Your goal:
From the records that follow, copy every line in which "AUTOMOTRIZ" appears.

Given entries:

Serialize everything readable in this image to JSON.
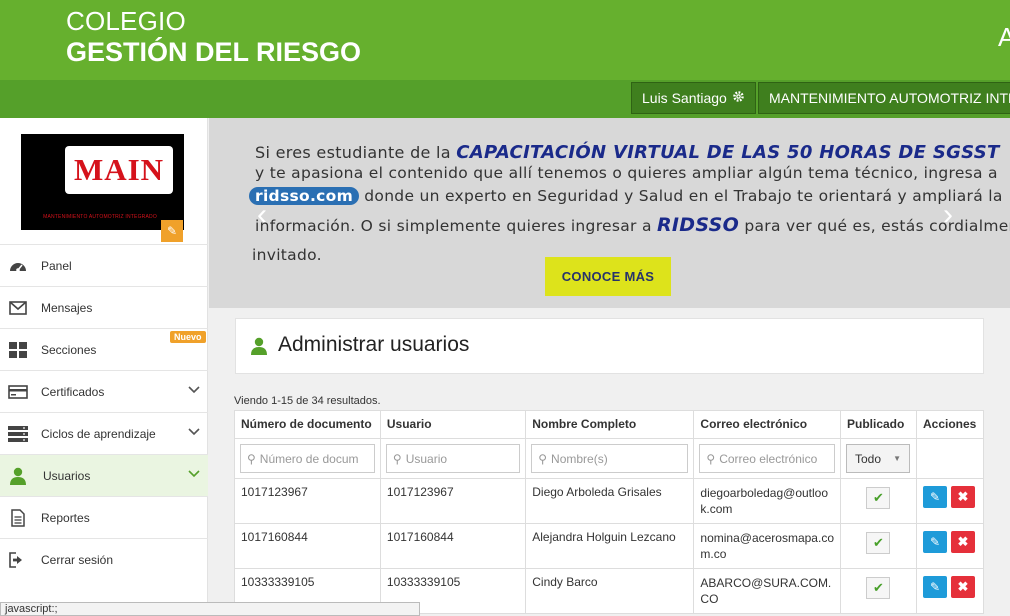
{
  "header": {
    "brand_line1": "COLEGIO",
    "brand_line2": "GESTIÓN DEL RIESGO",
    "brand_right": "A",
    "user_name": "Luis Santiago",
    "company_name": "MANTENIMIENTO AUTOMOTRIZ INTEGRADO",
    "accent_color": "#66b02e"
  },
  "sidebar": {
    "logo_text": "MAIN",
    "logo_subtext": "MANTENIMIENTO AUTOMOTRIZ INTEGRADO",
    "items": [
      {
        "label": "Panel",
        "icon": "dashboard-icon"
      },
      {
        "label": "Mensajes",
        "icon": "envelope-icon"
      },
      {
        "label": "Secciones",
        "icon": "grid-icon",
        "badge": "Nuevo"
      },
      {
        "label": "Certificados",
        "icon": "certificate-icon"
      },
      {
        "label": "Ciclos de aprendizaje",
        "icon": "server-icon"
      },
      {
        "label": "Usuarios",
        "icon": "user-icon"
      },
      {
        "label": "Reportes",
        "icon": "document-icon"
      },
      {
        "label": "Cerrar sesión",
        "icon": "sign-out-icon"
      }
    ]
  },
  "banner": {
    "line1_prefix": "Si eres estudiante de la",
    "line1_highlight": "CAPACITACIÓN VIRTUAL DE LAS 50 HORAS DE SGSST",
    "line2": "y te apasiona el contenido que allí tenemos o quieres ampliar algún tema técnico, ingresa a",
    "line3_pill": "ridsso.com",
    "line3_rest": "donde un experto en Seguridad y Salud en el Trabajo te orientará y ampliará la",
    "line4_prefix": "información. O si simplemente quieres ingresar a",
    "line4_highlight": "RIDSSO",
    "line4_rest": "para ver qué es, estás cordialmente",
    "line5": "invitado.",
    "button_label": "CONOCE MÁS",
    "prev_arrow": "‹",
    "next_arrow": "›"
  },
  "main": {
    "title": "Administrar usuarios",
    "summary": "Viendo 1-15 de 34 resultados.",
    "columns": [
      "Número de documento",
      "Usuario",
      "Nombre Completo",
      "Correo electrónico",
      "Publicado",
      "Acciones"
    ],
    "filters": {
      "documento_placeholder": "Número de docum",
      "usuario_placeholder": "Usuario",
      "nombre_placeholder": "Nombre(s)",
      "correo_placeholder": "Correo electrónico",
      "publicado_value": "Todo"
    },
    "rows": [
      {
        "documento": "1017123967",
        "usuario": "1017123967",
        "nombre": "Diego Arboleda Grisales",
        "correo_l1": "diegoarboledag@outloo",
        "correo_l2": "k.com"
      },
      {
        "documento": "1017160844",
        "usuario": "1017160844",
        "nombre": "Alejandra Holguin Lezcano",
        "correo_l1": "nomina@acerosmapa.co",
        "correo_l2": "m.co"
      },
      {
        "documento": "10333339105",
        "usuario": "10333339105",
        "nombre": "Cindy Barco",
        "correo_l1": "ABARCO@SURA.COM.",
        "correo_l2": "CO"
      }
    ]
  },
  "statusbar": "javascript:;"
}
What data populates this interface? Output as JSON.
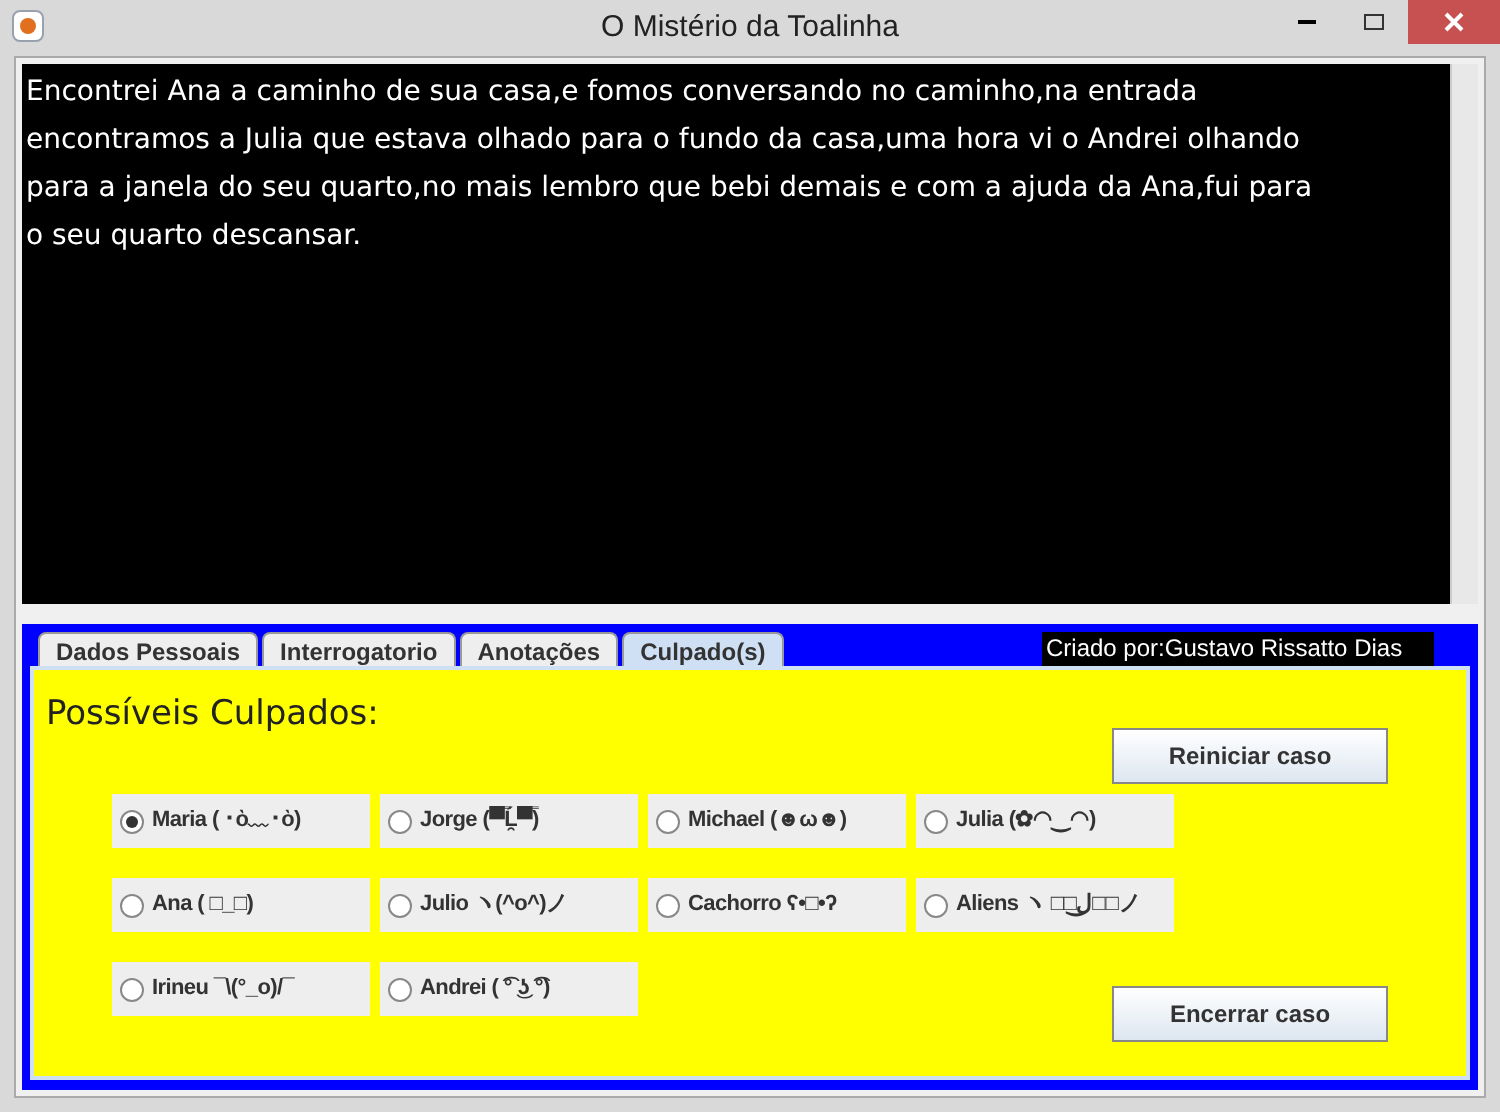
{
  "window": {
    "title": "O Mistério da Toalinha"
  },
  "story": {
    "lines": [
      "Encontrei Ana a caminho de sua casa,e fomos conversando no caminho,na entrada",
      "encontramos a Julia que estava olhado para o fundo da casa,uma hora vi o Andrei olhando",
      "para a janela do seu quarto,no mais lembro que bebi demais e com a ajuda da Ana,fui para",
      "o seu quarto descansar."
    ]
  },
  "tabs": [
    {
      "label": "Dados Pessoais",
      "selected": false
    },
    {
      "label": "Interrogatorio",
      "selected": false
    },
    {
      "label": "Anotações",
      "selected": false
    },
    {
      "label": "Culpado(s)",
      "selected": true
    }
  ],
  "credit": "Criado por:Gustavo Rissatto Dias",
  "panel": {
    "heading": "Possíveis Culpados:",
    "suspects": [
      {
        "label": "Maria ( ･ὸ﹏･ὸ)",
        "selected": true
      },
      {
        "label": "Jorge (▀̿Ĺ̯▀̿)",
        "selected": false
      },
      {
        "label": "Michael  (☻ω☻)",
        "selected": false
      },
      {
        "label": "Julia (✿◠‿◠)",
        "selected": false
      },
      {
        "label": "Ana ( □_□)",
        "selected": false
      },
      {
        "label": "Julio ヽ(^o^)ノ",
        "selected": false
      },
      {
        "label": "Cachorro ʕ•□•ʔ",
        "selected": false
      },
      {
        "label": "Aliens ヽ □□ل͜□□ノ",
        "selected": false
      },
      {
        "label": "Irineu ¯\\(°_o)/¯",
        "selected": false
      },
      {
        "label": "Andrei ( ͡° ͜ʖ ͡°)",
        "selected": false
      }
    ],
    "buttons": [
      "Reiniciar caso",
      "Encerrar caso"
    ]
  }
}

Your solution:
    "company_name": "MANTENIMIENTO AUTOMOTRIZ INTEGRADO",
    "logo_subtext": "MANTENIMIENTO AUTOMOTRIZ INTEGRADO",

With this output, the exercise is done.